Despite these fears however, the notoriety gained from such a highly publicised match put Aussie Rules in the spotlight and its continued growth and popularity since highlights the broad appeal that our great game generates.
Today, Aussie Rules in Britain is embraced not only by passionate expatriates, but also by an appreciative British sporting public. Those halcyon days of yesteryear are now long gone, the AFL evolving into an inclusive and family-friendly Australian national treasure.
AFL International Development Manager Tony Woods anticipates the upcoming instalment will be a fierce contest, with several young players looking to establish their place in the teams.
“We have the most spectacular game in the world which is best experienced live,” he told Australian Times.
“It will be fantastic to be back at the Kia Oval and we are expecting a big crowd with a great atmosphere,” he added.
Many expect the 2012 clash between the Bulldogs and Port Adelaide to draw a record attendance and both clubs will be out to impress. On paper, there seems little to separate the two teams, who each won the same tally of games in 2012. Both clubs boast a young and highly exciting list of players who are hungry to launch their 2013 pre-season campaign in winning fashion.

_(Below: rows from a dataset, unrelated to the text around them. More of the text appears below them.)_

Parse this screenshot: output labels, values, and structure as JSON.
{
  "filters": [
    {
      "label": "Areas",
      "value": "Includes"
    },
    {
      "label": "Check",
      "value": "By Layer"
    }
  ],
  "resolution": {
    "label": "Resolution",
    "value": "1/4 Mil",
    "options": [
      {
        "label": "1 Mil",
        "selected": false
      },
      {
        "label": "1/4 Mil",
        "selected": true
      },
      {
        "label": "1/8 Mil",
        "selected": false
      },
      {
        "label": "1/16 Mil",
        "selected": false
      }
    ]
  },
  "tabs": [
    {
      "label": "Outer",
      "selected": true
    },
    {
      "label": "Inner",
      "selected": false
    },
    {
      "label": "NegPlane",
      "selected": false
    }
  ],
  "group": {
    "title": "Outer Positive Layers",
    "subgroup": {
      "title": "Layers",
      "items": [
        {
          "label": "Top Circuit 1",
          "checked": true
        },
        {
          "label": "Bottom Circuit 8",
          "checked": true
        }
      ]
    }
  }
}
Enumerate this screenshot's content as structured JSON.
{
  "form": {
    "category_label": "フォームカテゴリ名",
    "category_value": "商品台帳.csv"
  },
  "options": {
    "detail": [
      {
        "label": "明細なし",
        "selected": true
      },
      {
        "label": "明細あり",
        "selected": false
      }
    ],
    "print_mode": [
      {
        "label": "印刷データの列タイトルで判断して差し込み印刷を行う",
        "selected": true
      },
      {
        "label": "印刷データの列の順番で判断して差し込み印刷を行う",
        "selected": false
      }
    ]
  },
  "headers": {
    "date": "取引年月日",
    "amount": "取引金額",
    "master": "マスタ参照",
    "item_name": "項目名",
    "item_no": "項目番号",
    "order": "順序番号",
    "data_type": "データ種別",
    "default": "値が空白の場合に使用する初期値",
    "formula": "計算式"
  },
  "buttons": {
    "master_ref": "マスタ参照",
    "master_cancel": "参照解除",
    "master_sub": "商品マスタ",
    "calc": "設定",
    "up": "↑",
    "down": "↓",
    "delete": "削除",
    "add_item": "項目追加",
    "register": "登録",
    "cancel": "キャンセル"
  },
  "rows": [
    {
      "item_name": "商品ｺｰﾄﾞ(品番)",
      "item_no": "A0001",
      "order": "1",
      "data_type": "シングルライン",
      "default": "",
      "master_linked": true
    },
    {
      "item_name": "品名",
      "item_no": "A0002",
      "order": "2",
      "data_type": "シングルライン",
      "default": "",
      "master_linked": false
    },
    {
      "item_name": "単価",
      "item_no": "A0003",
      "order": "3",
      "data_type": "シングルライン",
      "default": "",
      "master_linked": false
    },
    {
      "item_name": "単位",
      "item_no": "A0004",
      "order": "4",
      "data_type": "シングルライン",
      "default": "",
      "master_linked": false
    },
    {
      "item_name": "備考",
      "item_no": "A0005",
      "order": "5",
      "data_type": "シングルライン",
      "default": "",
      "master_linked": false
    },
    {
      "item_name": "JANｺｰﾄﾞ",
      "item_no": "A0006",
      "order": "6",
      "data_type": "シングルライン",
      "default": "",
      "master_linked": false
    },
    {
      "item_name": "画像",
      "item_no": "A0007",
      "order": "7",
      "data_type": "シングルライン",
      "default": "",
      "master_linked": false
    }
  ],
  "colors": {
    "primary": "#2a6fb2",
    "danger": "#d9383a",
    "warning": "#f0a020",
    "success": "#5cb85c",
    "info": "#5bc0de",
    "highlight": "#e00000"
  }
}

Port Adelaide players will hope to make an impact under the watchful eye of new coach Ken Hinkley. Best and Fairest winner Kane Cornes and star forward Jay Shultz will be hard to stop now that the Bulldogs have traded fullback Brian Lake to Hawthorn. The Power also boast ball magnet Brett Ebert who was scintillating in 2012, while Jackson Jackson Trengove and Travis Boak will be decisive in the result of this match.
The Bulldogs, who this week appointed Peter Gordon as Club President, will have the advantage in the midfield, where Shaun Higgins will be handed the responsibility of igniting an engine room full of dashing teammates. Brownlow Medallist Adam Cooney will benefit from a post-season break where his rested knee should enable him to regain his trademark pace, while the fleet-footed Luke Dahlhaus will no doubt electrify the stadium with the blistering speed and daring plays that have seen him receive cult-status down in Footscray. It is sure to be a close one, with the ‘Dogs the slim favourites.
So, to all the sons and daughters missing the great brown land, enjoy your little slice of home when you are at the game. Wear your old team colours with pride, cheer like you are back at the MCG and close your eyes and imagine your Cornish pasty is a dim sim. Oh, and don’t forget to call mum at half time with a score update. Remember though, it will be about 3am in Oz so if she isn’t interested, you could always just tell her about the British petrol prices.
Image: BRITISH BULLDOGS: ‘Fleet footed’ Luke Dahlhaus and Daniel Giansiracusa get set to rule Britannia for the AFL at the Kia Oval in London on 3 November 2012. (Photo: Michael Willson/AFL Media)